Boehner continued to deny that he had agreed to a widely reported compromise with Democrats of $33 billion in spending reductions — even as one of his GOP chairmen worked with Democrats to hit that mark.
“Despite attempts by Democrats to lock in a number among themselves, I’ve made clear that their $33 billion is not enough, and many of the cuts that the White House and Senate Democrats are talking about are full of smoke and mirrors. That’s unacceptable,” Boehner said in a statement.
Speaking on the Senate floor, Reid insisted that “we agreed upon a number.” He accused Boehner of backing away from the compromise because of pressure from tea party activists who provided much of the energy in the GOP’s massive victory in the 2010 elections.

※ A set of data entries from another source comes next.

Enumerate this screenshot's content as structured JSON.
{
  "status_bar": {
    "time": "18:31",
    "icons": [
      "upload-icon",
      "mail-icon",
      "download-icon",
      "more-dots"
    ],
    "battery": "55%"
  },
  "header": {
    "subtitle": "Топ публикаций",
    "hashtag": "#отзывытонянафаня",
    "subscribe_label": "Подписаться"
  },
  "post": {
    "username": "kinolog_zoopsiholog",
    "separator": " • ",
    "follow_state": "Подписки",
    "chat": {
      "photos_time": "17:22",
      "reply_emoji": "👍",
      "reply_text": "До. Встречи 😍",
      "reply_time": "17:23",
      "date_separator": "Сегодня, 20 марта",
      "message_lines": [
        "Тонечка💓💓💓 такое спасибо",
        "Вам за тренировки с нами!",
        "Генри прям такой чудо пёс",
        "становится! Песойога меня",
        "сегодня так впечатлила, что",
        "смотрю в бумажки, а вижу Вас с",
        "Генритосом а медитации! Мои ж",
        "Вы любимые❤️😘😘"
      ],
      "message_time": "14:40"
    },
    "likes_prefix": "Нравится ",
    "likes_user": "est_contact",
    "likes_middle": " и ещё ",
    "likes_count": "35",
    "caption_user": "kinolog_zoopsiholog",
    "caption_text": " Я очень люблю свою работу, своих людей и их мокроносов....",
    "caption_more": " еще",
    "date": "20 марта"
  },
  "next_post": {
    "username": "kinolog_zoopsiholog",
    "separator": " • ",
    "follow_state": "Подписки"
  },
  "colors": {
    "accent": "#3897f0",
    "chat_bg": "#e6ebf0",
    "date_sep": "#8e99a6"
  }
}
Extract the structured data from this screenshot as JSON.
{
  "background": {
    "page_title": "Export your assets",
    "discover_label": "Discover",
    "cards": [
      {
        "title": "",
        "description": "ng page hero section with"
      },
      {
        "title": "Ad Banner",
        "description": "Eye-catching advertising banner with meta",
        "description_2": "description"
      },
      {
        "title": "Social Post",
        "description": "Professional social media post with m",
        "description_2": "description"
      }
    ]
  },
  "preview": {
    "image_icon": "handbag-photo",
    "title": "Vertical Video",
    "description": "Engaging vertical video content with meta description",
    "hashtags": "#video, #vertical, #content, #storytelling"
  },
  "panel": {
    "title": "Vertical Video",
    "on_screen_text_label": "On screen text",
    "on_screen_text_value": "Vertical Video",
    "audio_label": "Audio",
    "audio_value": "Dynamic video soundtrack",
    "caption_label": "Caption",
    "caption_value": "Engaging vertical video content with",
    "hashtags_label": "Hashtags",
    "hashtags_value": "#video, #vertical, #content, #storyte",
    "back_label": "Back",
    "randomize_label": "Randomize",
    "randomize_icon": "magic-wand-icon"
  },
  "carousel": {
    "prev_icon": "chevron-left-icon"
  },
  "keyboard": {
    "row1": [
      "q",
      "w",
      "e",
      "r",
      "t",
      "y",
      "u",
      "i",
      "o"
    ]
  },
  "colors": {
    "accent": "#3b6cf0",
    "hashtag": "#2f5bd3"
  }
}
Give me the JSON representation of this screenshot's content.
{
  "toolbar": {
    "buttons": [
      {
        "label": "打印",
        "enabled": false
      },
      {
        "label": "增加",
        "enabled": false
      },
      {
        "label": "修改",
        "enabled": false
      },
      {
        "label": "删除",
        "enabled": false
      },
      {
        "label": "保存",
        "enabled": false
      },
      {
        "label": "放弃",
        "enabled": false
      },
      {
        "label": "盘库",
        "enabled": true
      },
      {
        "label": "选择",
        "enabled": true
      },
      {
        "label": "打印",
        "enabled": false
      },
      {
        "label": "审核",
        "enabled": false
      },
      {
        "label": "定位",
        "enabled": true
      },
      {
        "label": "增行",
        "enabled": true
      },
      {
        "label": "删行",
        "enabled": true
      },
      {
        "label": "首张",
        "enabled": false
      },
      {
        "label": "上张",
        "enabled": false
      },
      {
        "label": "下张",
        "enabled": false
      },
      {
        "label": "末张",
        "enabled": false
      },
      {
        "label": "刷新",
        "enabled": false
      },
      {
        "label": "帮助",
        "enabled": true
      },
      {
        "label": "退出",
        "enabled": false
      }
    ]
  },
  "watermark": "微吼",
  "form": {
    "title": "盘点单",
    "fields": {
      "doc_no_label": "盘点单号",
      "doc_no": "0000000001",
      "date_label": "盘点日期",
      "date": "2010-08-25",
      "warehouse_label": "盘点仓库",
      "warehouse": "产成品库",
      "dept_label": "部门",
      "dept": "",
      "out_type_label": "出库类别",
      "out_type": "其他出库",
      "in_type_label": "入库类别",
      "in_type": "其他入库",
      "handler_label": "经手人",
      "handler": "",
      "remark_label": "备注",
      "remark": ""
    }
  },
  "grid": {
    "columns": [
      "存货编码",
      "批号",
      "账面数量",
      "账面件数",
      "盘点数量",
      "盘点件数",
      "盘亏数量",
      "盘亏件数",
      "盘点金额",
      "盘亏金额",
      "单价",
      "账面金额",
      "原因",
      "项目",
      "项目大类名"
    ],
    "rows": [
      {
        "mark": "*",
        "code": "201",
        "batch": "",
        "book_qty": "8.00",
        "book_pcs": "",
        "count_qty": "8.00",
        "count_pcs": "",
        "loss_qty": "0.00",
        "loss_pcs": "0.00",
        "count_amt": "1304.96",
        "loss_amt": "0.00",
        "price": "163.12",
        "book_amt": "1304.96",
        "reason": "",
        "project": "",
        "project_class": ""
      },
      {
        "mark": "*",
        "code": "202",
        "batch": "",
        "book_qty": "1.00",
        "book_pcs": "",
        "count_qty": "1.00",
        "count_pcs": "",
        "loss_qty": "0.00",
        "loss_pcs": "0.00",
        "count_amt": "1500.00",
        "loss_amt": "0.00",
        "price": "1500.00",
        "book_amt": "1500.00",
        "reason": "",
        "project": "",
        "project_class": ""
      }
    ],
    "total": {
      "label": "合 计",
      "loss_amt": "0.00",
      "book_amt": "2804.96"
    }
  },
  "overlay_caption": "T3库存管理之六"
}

Many conservative Republicans in the House have said they would not vote for any budget deal unless it contained the full $61 billion in cuts GOP members approved earlier this year in a party-line vote. That measure was later rejected by the Senate, which is controlled by Democrats.
“Republicans and the tea party continue to reject reality, and insist instead on ideology,” Reid said.
At issue, according to aides familiar with the talks, is the makeup of the spending cuts. Democrats want to reach the $33 billion through a combination of permanent cuts to a number of federal agencies and one-time reductions to other government programs, such as Pell grants and some agriculture subsidies.
Republicans are balking at many of the temporary cuts because they will not permanently reduce the size of government.
Even if the chairmen of the House and Senate appropriations committees can agree on a package of cuts, and conservative House members decide to go along with the plan, there may not be enough time to approve it before the deadline.
According to a House rule Boehner put in place this year, no bill can come to a vote until members have had three days to read it — leaving almost no time for the Senate to act if the House could not approve its version until late Friday or over the weekend.
House Republicans huddled late Monday and, according to a GOP aide, gave the speaker an ovation when he informed them that he was advising the House Administration Committee to begin preparing for a possible shutdown. That process includes alerting lawmakers and senior staff about which employees would not report to work if no agreement is reached.
Boehner’s offer of another stopgap bill comes at a significantly higher cost than the $2 billion in cuts per week that accompanied the two most recent short-term funding plans. Also, Republicans are attaching some policy prescriptions to the one-week measure, including one that would prohibit federal funds going toward any abortion services in the District.
The issue will come to a head Tuesday at a White House gathering of Obama, Boehner, Reid, Senate Appropriations Committee Chairman Daniel K. Inouye (D-Hawaii) and House Appropriations Committee Chairman Harold Rogers (R-Ky.).
“The president has made clear that we all understand the need to cut spending, and significant progress has been made in agreeing that we can all work off the same number,” White House press secretary Jay Carney told reporters Monday.
Republicans and Democrats are eager to avoid a shutdown in part because neither side thinks it will be able to claim political advantage. In a new Washington Post poll, 37 percent say they would fault the Obama administration for a partial federal shutdown. The same number would blame the Republicans in Congress.
Those figures are nearly the same as in late February, despite five weeks of fierce negotiations and positioning on the issue.
This is a change from the government shutdowns in the mid-1990s. In late 1995, 46 percent of voters said they would blame then House speaker, Newt Gingrich (R-Ga.), if the government shut down, and 27 percent would blame President Bill Clinton.
The new numbers also indicate growing disillusionment among Republicans. While 81 percent of Republicans say they think Obama is “just playing politics” with the budget (up from 70 percent five weeks ago), 40 percent of all Republicans see the GOP in Congress as posturing on the budget — a 13-point increase.
Staff writers Perry Bacon Jr., Felicia Sonmez and Ed O’Keefe contributed to this report.